At a loss for a fun activity with your kids in the kitchen? This is a fantastic snack and a great rainy day activity. You can buy the dough pre made or make it yourself. The fun part is coming up with the pretzel shapes. Bet your kids can come up with some other fun shapes!

(Makes 8 small, 4 medium, or 2 large pretzels)

1 pound (approximately) ready-made whole wheat dough
Water for boiling
2 tablespoons canola oil
2 teaspoons kosher salt (optional)

1. Preheat the oven to 350°F.


2. Bring a pot of water to a boil.

3. Meanwhile, separate the dough into even size balls (depending on the size pretzel you want).

4. Roll each ball of dough out into a long even tube.

5. Cross one end of the tube over the other (making the tube into a circle with its ends making an x shape).

6. Twist the ends again, making the x shape into a twist.

7. Flip the twisted ends into the center of the circle and press the ends onto the circle’s sides.

8. Boil the pretzels for 30 seconds then transfer them with a slotted spoon onto a non-stick baking sheet.

9. Brush with oil and sprinkle with salt (if desired). Bake in the middle rack of the oven for 10 minutes (depending on the size of the pretzels), or until golden brown.

'Kettle Corn' Pumpkin Seeds



WE LOVE THE FALL!!! Have you all gone to the pumpkin patch yet?? Do your kids like to get a big pumpkin or a little one? Carving pumpkins is one of those traditions that stay with you for life. Baking pumpkin seeds is just the icing on the cake. Try this recipe to change up an old classic.

(Serves two kiddos)

1/2 cup pumpkin seeds
2 teaspoons agave
kosher salt to taste

1. Stir the pumpkin seeds and agave together. Spread evenly onto a cookie sheet lined with parchment paper.

2. Sprinkle with salt.

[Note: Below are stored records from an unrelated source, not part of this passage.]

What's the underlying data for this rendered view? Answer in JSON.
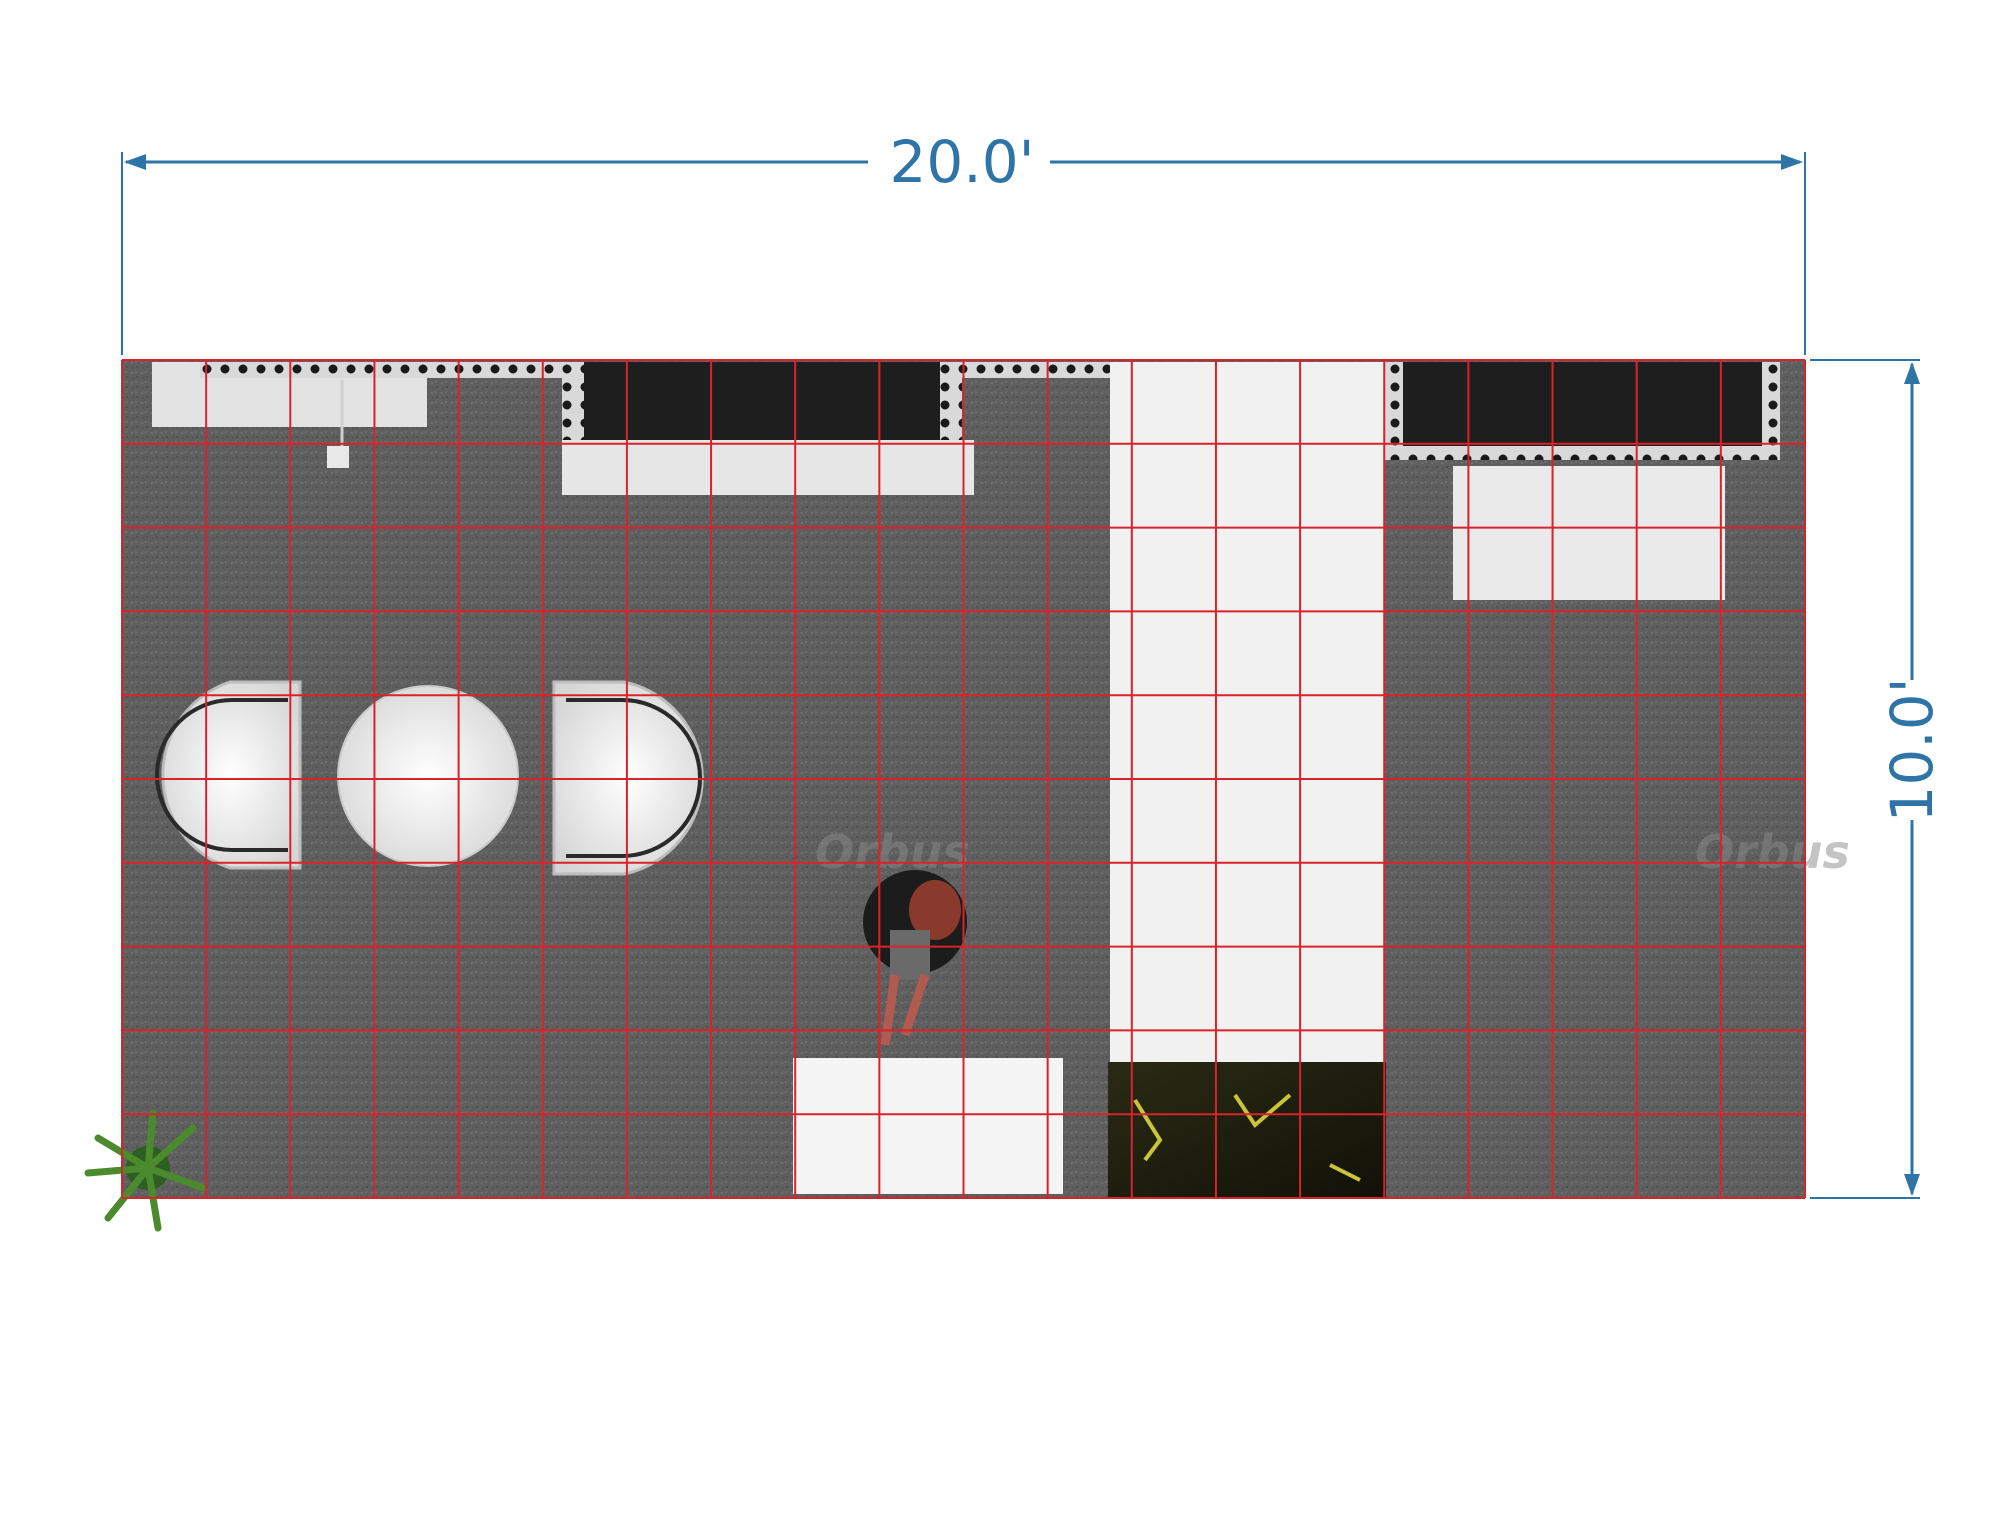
{
  "dimensions": {
    "width_label": "20.0'",
    "depth_label": "10.0'"
  },
  "plan": {
    "width_ft": 20,
    "depth_ft": 10,
    "grid_cell_ft": 1,
    "carpet_color": "#5f5f5f",
    "grid_color": "#d8232a",
    "dimension_color": "#2e74a6"
  },
  "watermark": "Orbus"
}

3. Bake at 350°F for 10 minutes. Let cool slightly before eating.

Wacky Watermelon Cooler



Ever had agua fresco? It's basically delicious fruit water. Perfectly hydrating for those kiddies on a hot summer day without the added sugar and calories. This is a fun one to make, takes a bit of elbow grease but will be a big hit for everyone in the family. We recommend making a big batch for a fun summer party or get together. It's also a great activity to do in the kitchen with your kiddos.

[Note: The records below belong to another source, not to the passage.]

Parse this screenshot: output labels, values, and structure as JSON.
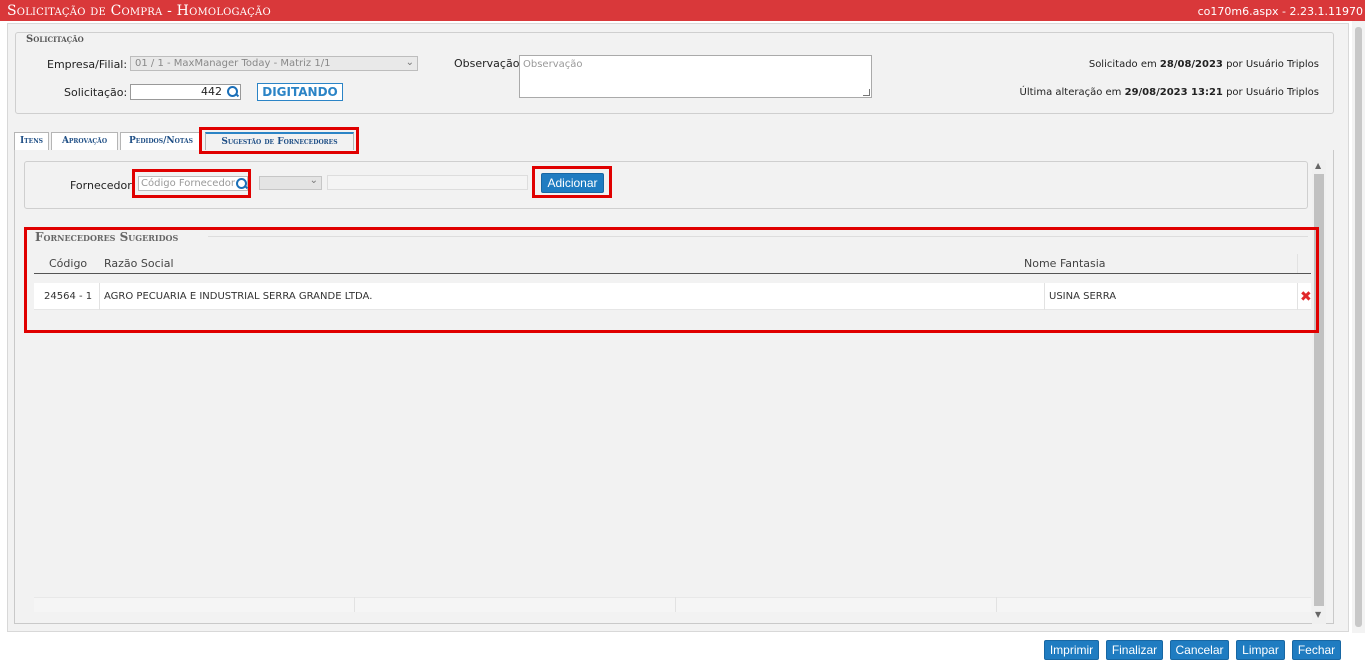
{
  "window": {
    "title": "Solicitação de Compra  - Homologação",
    "version": "co170m6.aspx - 2.23.1.11970"
  },
  "solicitacao": {
    "legend": "Solicitação",
    "empresa_label": "Empresa/Filial:",
    "empresa_value": "01 / 1 - MaxManager Today - Matriz 1/1",
    "solicitacao_label": "Solicitação:",
    "solicitacao_value": "442",
    "status": "DIGITANDO",
    "observacao_label": "Observação:",
    "observacao_placeholder": "Observação",
    "solicitado_prefix": "Solicitado em",
    "solicitado_date": "28/08/2023",
    "solicitado_by": "por Usuário Triplos",
    "alteracao_prefix": "Última alteração em",
    "alteracao_date": "29/08/2023 13:21",
    "alteracao_by": "por Usuário Triplos"
  },
  "tabs": [
    {
      "label": "Itens"
    },
    {
      "label": "Aprovação"
    },
    {
      "label": "Pedidos/Notas"
    },
    {
      "label": "Sugestão de Fornecedores"
    }
  ],
  "fornecedor": {
    "label": "Fornecedor:",
    "placeholder": "Código Fornecedor",
    "add_button": "Adicionar"
  },
  "sugeridos": {
    "title": "Fornecedores Sugeridos",
    "columns": [
      "Código",
      "Razão Social",
      "Nome Fantasia"
    ],
    "rows": [
      {
        "codigo": "24564 - 1",
        "razao_social": "AGRO PECUARIA E INDUSTRIAL SERRA GRANDE LTDA.",
        "nome_fantasia": "USINA SERRA"
      }
    ]
  },
  "footer": {
    "imprimir": "Imprimir",
    "finalizar": "Finalizar",
    "cancelar": "Cancelar",
    "limpar": "Limpar",
    "fechar": "Fechar"
  },
  "colors": {
    "titlebar": "#d9383a",
    "accent": "#1f7cc1",
    "highlight": "#e00000"
  }
}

(Serves 5 kiddos)

3 cups cubed watermelon
3 cups cold filtered water
Squeeze of lemon

1. Blend all ingredients together.

2. Use a strainer to seperate pulp from liquid.

3. Chill in the fridge, stir and serve!

Toast with Olive Oil


Something has to be said for the snack you don't have to cook. 100% whole wheat bread with olive oil is the magic combination and a healthy alternative to butter. It's super tasty and keeps those little bellies full for a long time. This is great for breakfast as well as snack and a big hit amongst the little kid crowd.  

(Serves 1 kiddo)

1 slice whole wheat bread
1-2 teaspoons olive oil


1. Toast the bread.

2. Drizzle while warm with olive oil.


Black Beans and Rice


This meal is a must in any house. The black bean is one of nature's super foods and is perfect for filling those little bellies with protein and fiber. It is fast, easy, healthy and has a ton of versatility. Make with brown rice and you've got a great side to any meal. Throw it in a whole wheat tortilla to make a burrito. 

Now a word on textures... The texture of a bean can often be difficult for a child. We suspect it's the skin of the bean that can throw little ones off. If your child doesn't seem to like the texture, check out our pureed soup and our bean dip for a smoother consistency. Enjoy!

(Makes about 4 servings)

2 cans of black beans
2 large cloves of garlic
1/2 chopped onion
1/2 chopped green bell pepper
1 bay leaf
1 tsp cumin
2 tsp oregano
4 tbsp of balsamic vinegar
Salt and pepper to taste

1. Add minced garlic, chopped onion and chopped green pepper to medium sized pot on medium heat.


2. When garlic, onions and peppers have cooked down, add remaining ingredients and let simmer for 10 minutes. 

3. Before plating stir in the 4 tablespoons of balsamic vinegar.

4. Remove bay leaf and serve with brown or white rice. Enjoy!